It wasn’t just the Swedish PK that struggled. They gave up two shorthanded goals this tournament, one to Team USA and one to Team Canada, and scored only one powerplay goal, putting their powerplay at 10%. Clearly, their special teams will need work heading into the World Championships in March, if they want to keep games closer.
Goalie Maria Omberg of Luleå HF ended the tournament with the same .892 save percentage as Canada’s Shannon Szabados. Although Szabados was pulled in the gold-medal game against Team USA, that doesn’t necessarily minimize Omberg’s efforts. She faced 62 shots in 2 games, and many of the goals against were products of a defensive breakdown, which is largely out of her control.

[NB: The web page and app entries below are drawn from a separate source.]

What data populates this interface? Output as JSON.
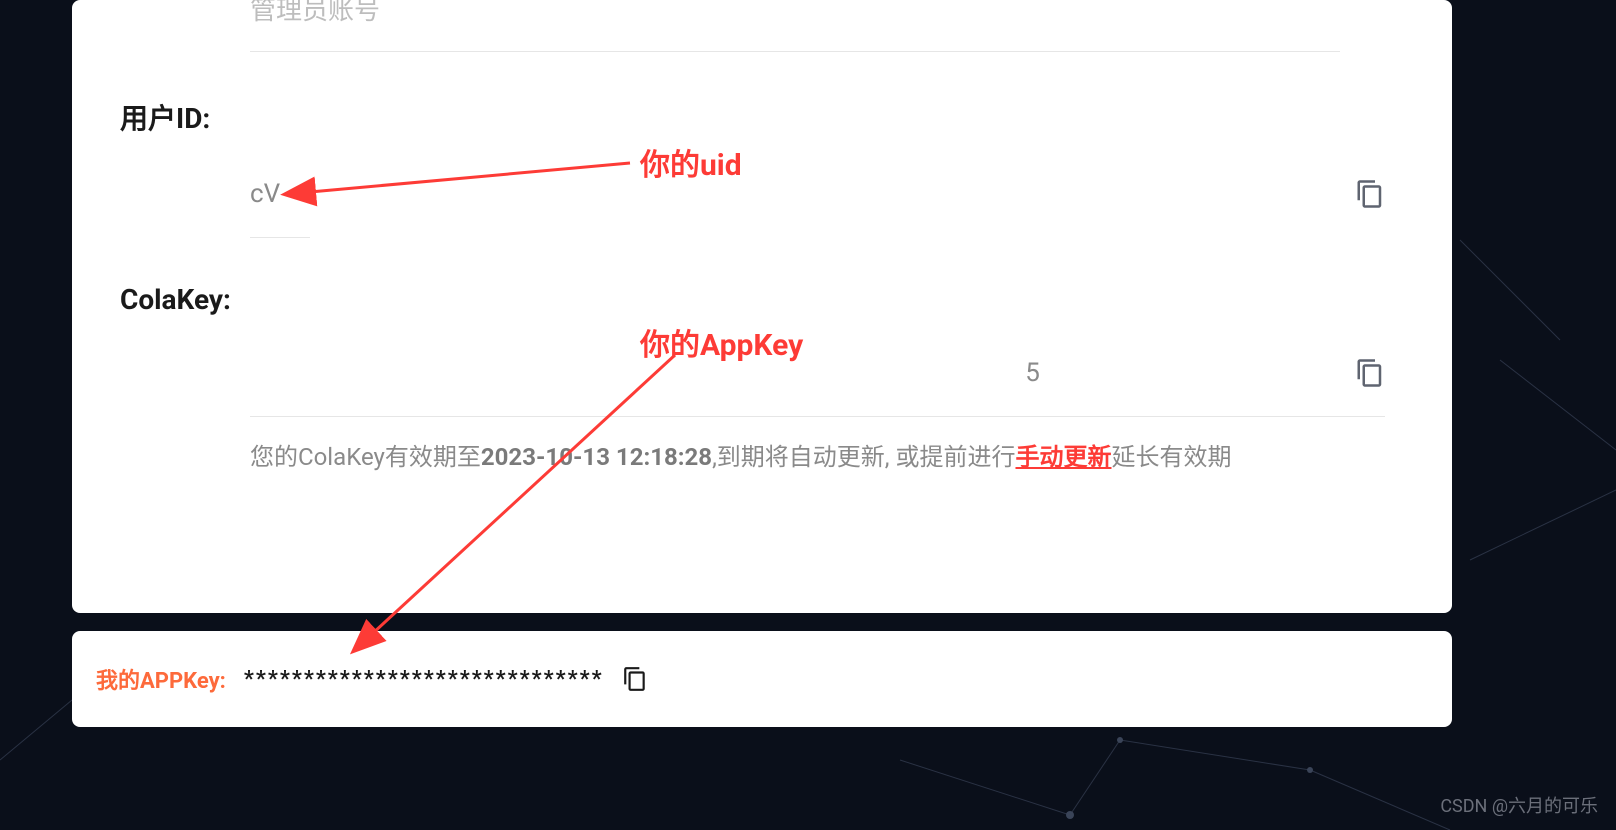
{
  "admin_placeholder": "管理员账号",
  "fields": {
    "uid": {
      "label": "用户ID:",
      "value": "cV"
    },
    "colakey": {
      "label": "ColaKey:",
      "value": "5"
    }
  },
  "expiry": {
    "prefix": "您的ColaKey有效期至",
    "date": "2023-10-13 12:18:28",
    "mid": ",到期将自动更新, 或提前进行",
    "link": "手动更新",
    "suffix": "延长有效期"
  },
  "appkey": {
    "label": "我的APPKey:",
    "value": "******************************"
  },
  "annotations": {
    "uid": "你的uid",
    "appkey": "你的AppKey"
  },
  "watermark": "CSDN @六月的可乐"
}
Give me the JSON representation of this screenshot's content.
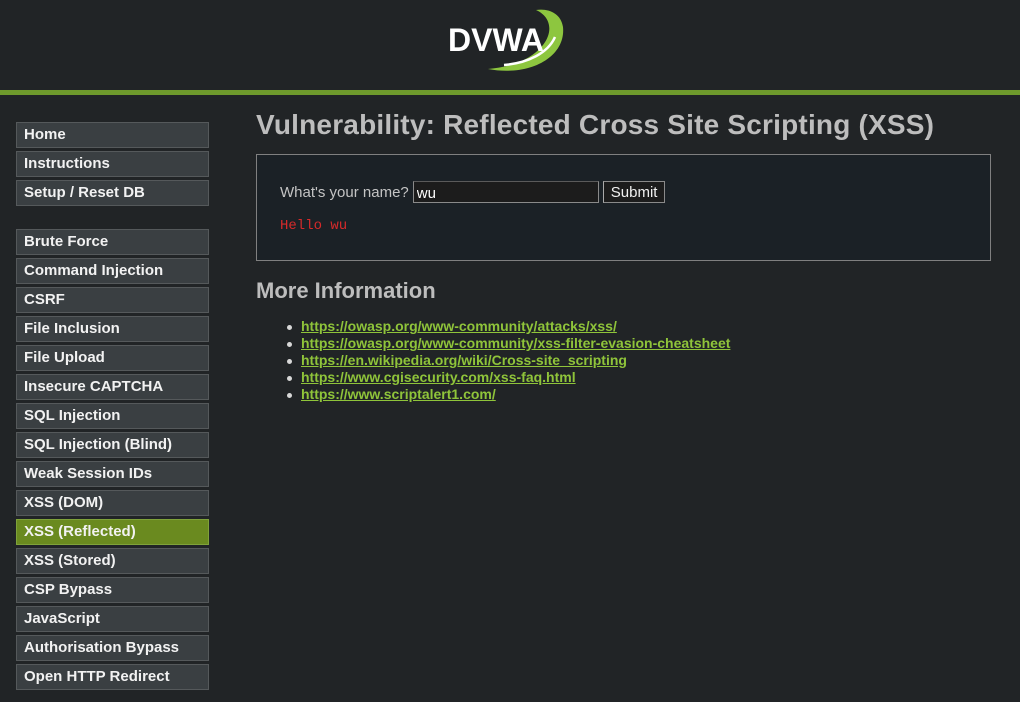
{
  "header": {
    "logo_text": "DVWA"
  },
  "sidebar": {
    "group1": [
      "Home",
      "Instructions",
      "Setup / Reset DB"
    ],
    "group2": [
      "Brute Force",
      "Command Injection",
      "CSRF",
      "File Inclusion",
      "File Upload",
      "Insecure CAPTCHA",
      "SQL Injection",
      "SQL Injection (Blind)",
      "Weak Session IDs",
      "XSS (DOM)",
      "XSS (Reflected)",
      "XSS (Stored)",
      "CSP Bypass",
      "JavaScript",
      "Authorisation Bypass",
      "Open HTTP Redirect"
    ],
    "selected": "XSS (Reflected)"
  },
  "main": {
    "title": "Vulnerability: Reflected Cross Site Scripting (XSS)",
    "form": {
      "label": "What's your name?",
      "input_value": "wu",
      "submit_label": "Submit"
    },
    "result": "Hello wu",
    "more_info_heading": "More Information",
    "links": [
      "https://owasp.org/www-community/attacks/xss/",
      "https://owasp.org/www-community/xss-filter-evasion-cheatsheet",
      "https://en.wikipedia.org/wiki/Cross-site_scripting",
      "https://www.cgisecurity.com/xss-faq.html",
      "https://www.scriptalert1.com/"
    ]
  },
  "colors": {
    "accent": "#6e9a2c",
    "selected_menu": "#6a8a1f",
    "link": "#8fc43a",
    "result_text": "#d62a2a",
    "background": "#212426"
  }
}
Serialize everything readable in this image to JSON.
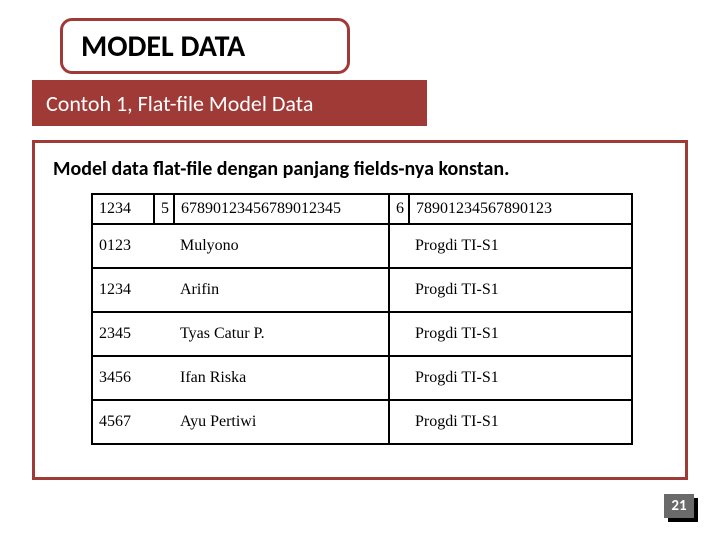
{
  "title": "MODEL DATA",
  "subtitle": "Contoh 1, Flat-file Model Data",
  "caption": "Model data flat-file dengan panjang fields-nya konstan.",
  "header": {
    "c1": "1234",
    "c2": "5",
    "c3": "67890123456789012345",
    "c4": "6",
    "c5": "78901234567890123"
  },
  "rows": [
    {
      "id": "0123",
      "name": "Mulyono",
      "prog": "Progdi TI-S1"
    },
    {
      "id": "1234",
      "name": "Arifin",
      "prog": "Progdi TI-S1"
    },
    {
      "id": "2345",
      "name": "Tyas Catur P.",
      "prog": "Progdi TI-S1"
    },
    {
      "id": "3456",
      "name": "Ifan Riska",
      "prog": "Progdi TI-S1"
    },
    {
      "id": "4567",
      "name": "Ayu Pertiwi",
      "prog": "Progdi TI-S1"
    }
  ],
  "page_number": "21",
  "chart_data": {
    "type": "table",
    "title": "Model data flat-file dengan panjang fields-nya konstan.",
    "columns_ruler": [
      "1234",
      "5",
      "67890123456789012345",
      "6",
      "78901234567890123"
    ],
    "records": [
      {
        "id": "0123",
        "name": "Mulyono",
        "program": "Progdi TI-S1"
      },
      {
        "id": "1234",
        "name": "Arifin",
        "program": "Progdi TI-S1"
      },
      {
        "id": "2345",
        "name": "Tyas Catur P.",
        "program": "Progdi TI-S1"
      },
      {
        "id": "3456",
        "name": "Ifan Riska",
        "program": "Progdi TI-S1"
      },
      {
        "id": "4567",
        "name": "Ayu Pertiwi",
        "program": "Progdi TI-S1"
      }
    ]
  }
}
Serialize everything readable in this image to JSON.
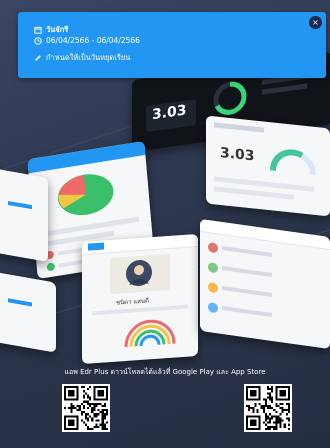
{
  "notification": {
    "title": "วันจักรี",
    "date_range": "06/04/2566 - 06/04/2566",
    "note": "กำหนดให้เป็นวันหยุดเรียน",
    "close_label": "×"
  },
  "mockups": {
    "score_value_1": "3.03",
    "score_value_2": "3.03",
    "student_name": "ชนิดา แสนดี"
  },
  "footer": {
    "promo_text": "แอพ Edr Plus ดาวน์โหลดได้แล้วที่ Google Play และ App Store"
  },
  "colors": {
    "accent": "#2196f3",
    "background": "#2e3850"
  }
}
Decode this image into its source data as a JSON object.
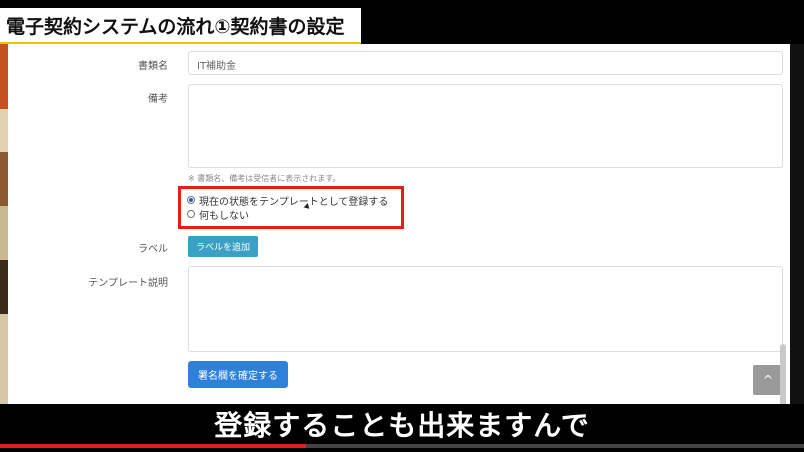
{
  "banner": {
    "title": "電子契約システムの流れ①契約書の設定"
  },
  "form": {
    "doc_name_label": "書類名",
    "doc_name_value": "IT補助金",
    "remarks_label": "備考",
    "note": "※ 書類名、備考は受信者に表示されます。",
    "radio_options": [
      {
        "label": "現在の状態をテンプレートとして登録する",
        "checked": true
      },
      {
        "label": "何もしない",
        "checked": false
      }
    ],
    "label_label": "ラベル",
    "add_label_button": "ラベルを追加",
    "template_desc_label": "テンプレート説明",
    "confirm_signature_button": "署名欄を確定する",
    "back_to_top_icon": "^"
  },
  "subtitle": "登録することも出来ますんで",
  "video": {
    "progress": 0.38
  },
  "colors": {
    "highlight_box": "#e0201c",
    "primary": "#2e80d8",
    "info": "#3aa0c4"
  }
}
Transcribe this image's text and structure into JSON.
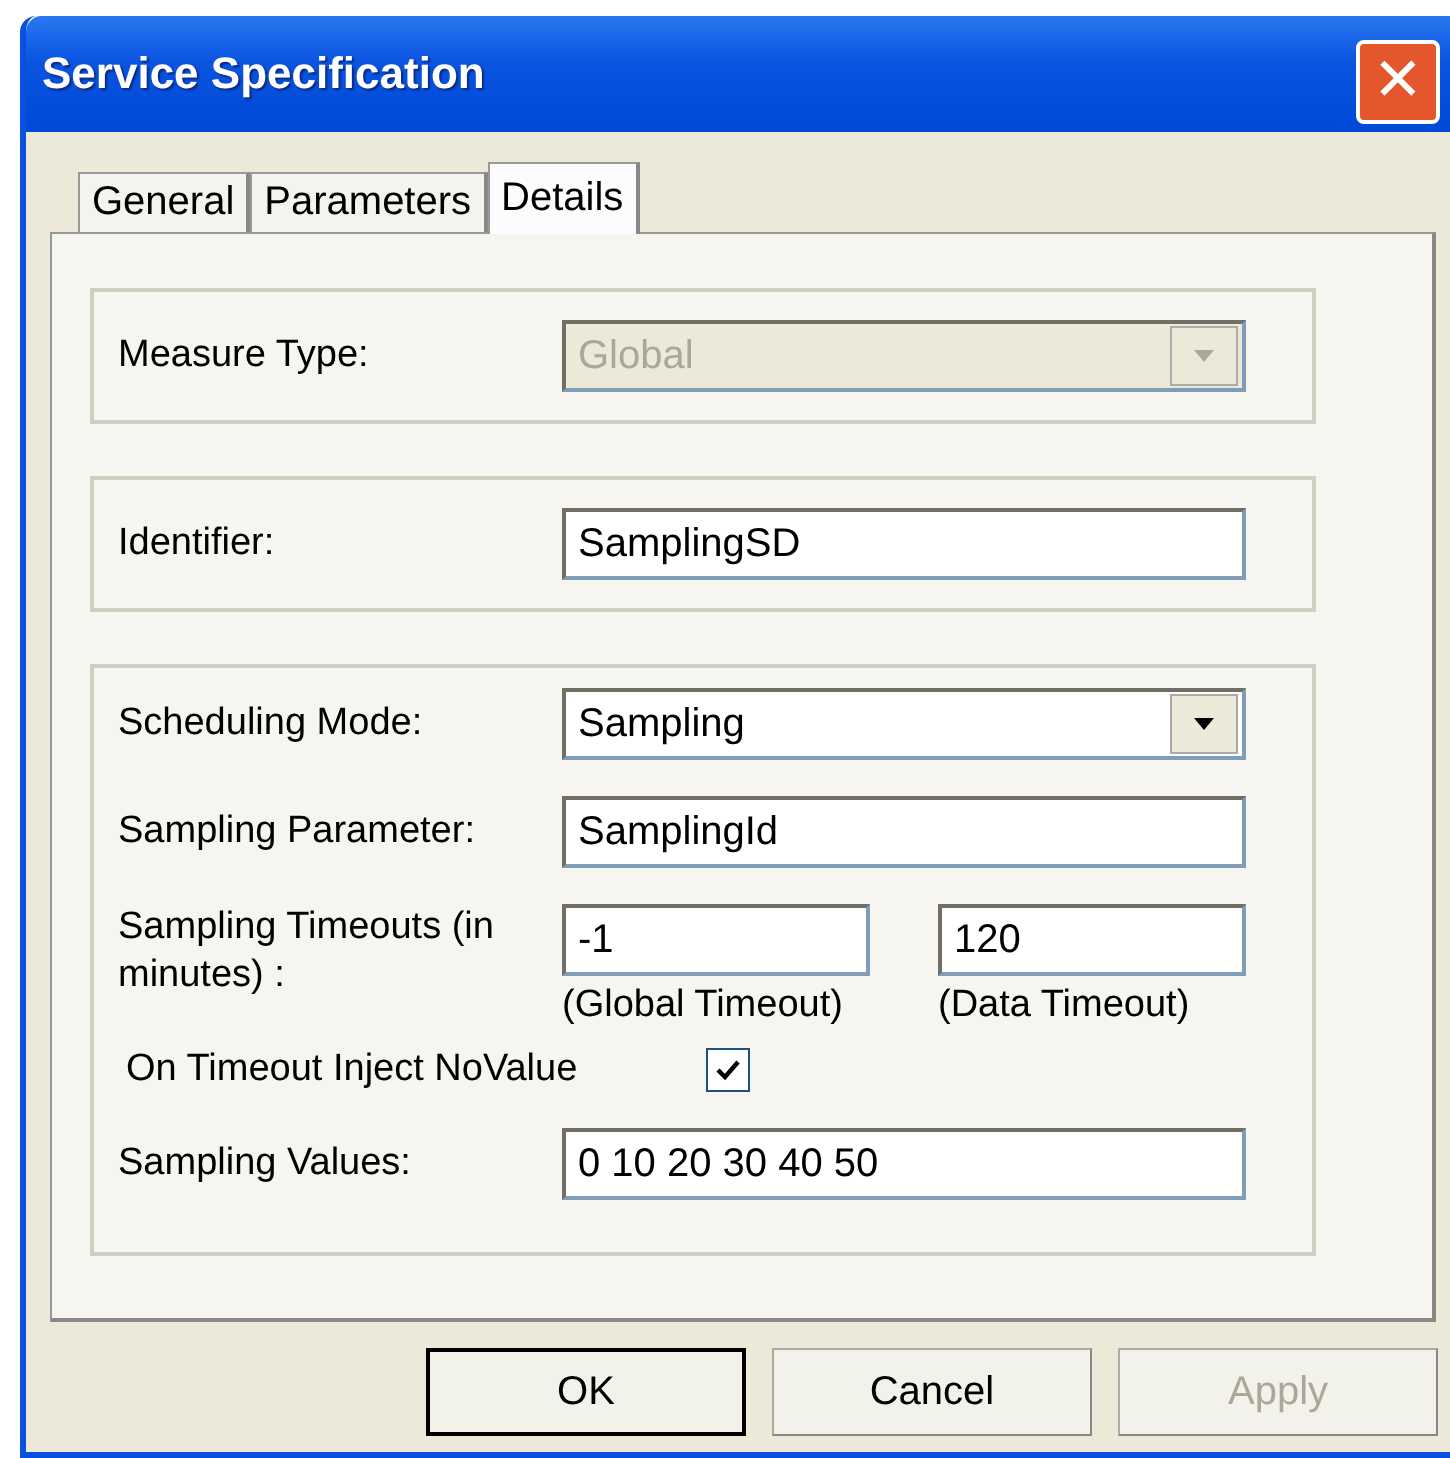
{
  "window": {
    "title": "Service Specification",
    "close": "✕"
  },
  "tabs": [
    {
      "label": "General",
      "selected": false
    },
    {
      "label": "Parameters",
      "selected": false
    },
    {
      "label": "Details",
      "selected": true
    }
  ],
  "groups": [
    {
      "rows": [
        {
          "kind": "combo",
          "label": "Measure Type:",
          "value": "Global",
          "disabled": true
        }
      ]
    },
    {
      "rows": [
        {
          "kind": "text",
          "label": "Identifier:",
          "value": "SamplingSD"
        }
      ]
    },
    {
      "rows": [
        {
          "kind": "combo",
          "label": "Scheduling Mode:",
          "value": "Sampling",
          "disabled": false
        },
        {
          "kind": "text",
          "label": "Sampling Parameter:",
          "value": "SamplingId"
        },
        {
          "kind": "pair",
          "label": "Sampling Timeouts (in minutes) :",
          "fields": [
            {
              "value": "-1",
              "caption": "(Global Timeout)"
            },
            {
              "value": "120",
              "caption": "(Data Timeout)"
            }
          ]
        },
        {
          "kind": "check",
          "label": "On Timeout Inject NoValue",
          "checked": true
        },
        {
          "kind": "text",
          "label": "Sampling Values:",
          "value": "0 10 20 30 40 50"
        }
      ]
    }
  ],
  "buttons": [
    {
      "label": "OK",
      "default": true,
      "disabled": false
    },
    {
      "label": "Cancel",
      "default": false,
      "disabled": false
    },
    {
      "label": "Apply",
      "default": false,
      "disabled": true
    }
  ]
}
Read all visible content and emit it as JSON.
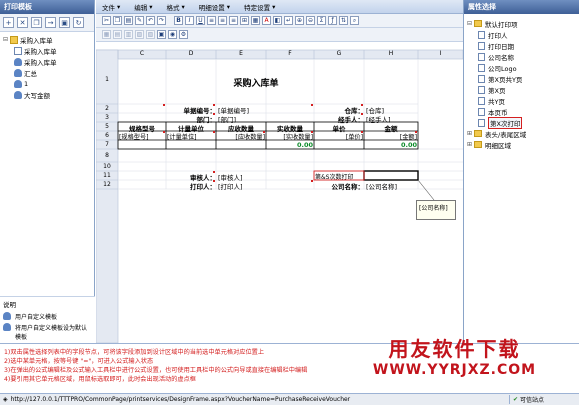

Pernilla Winberg of Linköping HC was the only Swedish skater to score more than one goal. She scored both of Sweden’s goals in the bronze-medal game, both at even strength. On a young roster, the twenty-nine year old forward brings a strong veteran presence to the team.
Lina Ljungblom of Skövde HC had the most points of any Swedish player at the end of the tournament with 3, all assists. She’s only seventeen, and not yet playing on the professional level, so if she’s able to continue producing on that level, she’ll be an extremely valuable player for Sweden moving forward.
Maja Nylen-Persson of Leksands IF was the highest-scoring defender on the team, racking up two primary assists. At eighteen, she’s another young player that demonstrates the bright future of this team.
Final Grade: B-
They really tried.
Statistics in this article were taken from Hockey Canada’s 4 Nations page and individual tracking.